┌──
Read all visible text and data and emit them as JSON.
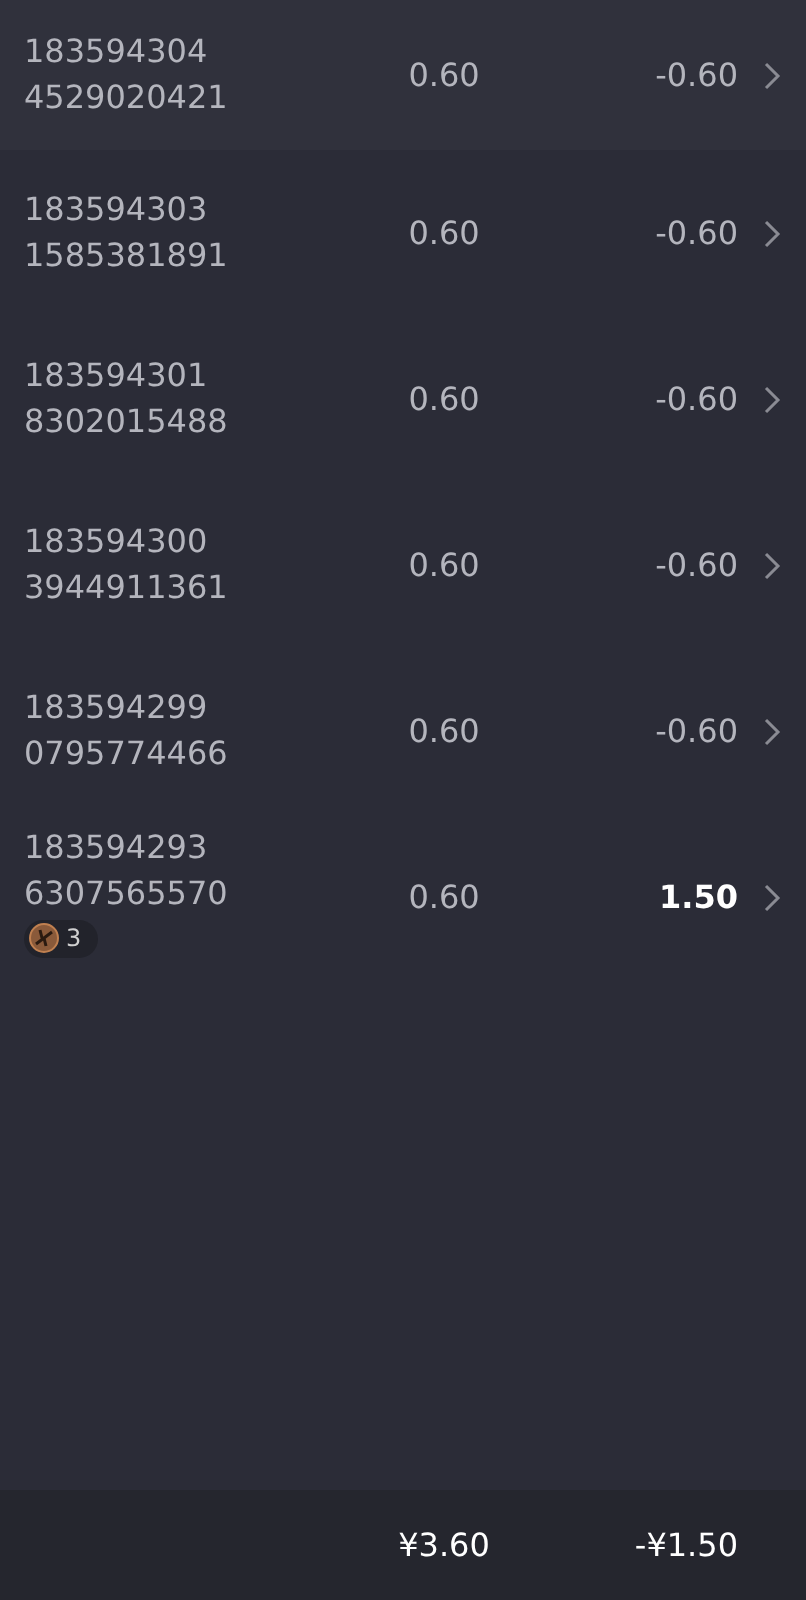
{
  "rows": [
    {
      "id_line_1": "183594304",
      "id_line_2": "4529020421",
      "stake": "0.60",
      "result": "-0.60",
      "won": false,
      "highlighted": true
    },
    {
      "id_line_1": "183594303",
      "id_line_2": "1585381891",
      "stake": "0.60",
      "result": "-0.60",
      "won": false,
      "highlighted": false
    },
    {
      "id_line_1": "183594301",
      "id_line_2": "8302015488",
      "stake": "0.60",
      "result": "-0.60",
      "won": false,
      "highlighted": false
    },
    {
      "id_line_1": "183594300",
      "id_line_2": "3944911361",
      "stake": "0.60",
      "result": "-0.60",
      "won": false,
      "highlighted": false
    },
    {
      "id_line_1": "183594299",
      "id_line_2": "0795774466",
      "stake": "0.60",
      "result": "-0.60",
      "won": false,
      "highlighted": false
    },
    {
      "id_line_1": "183594293",
      "id_line_2": "6307565570",
      "stake": "0.60",
      "result": "1.50",
      "won": true,
      "highlighted": false,
      "badge": {
        "count": "3"
      }
    }
  ],
  "footer": {
    "total_stake": "¥3.60",
    "total_result": "-¥1.50"
  }
}
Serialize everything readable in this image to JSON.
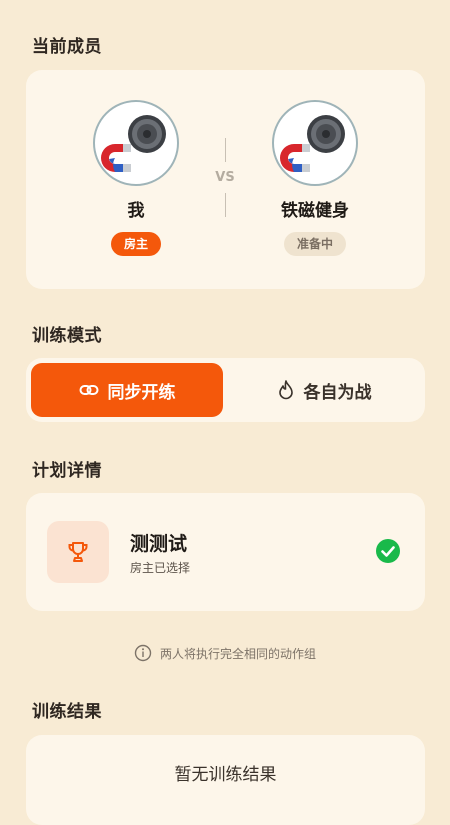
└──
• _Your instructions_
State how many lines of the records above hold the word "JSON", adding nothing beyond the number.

• _Response_
2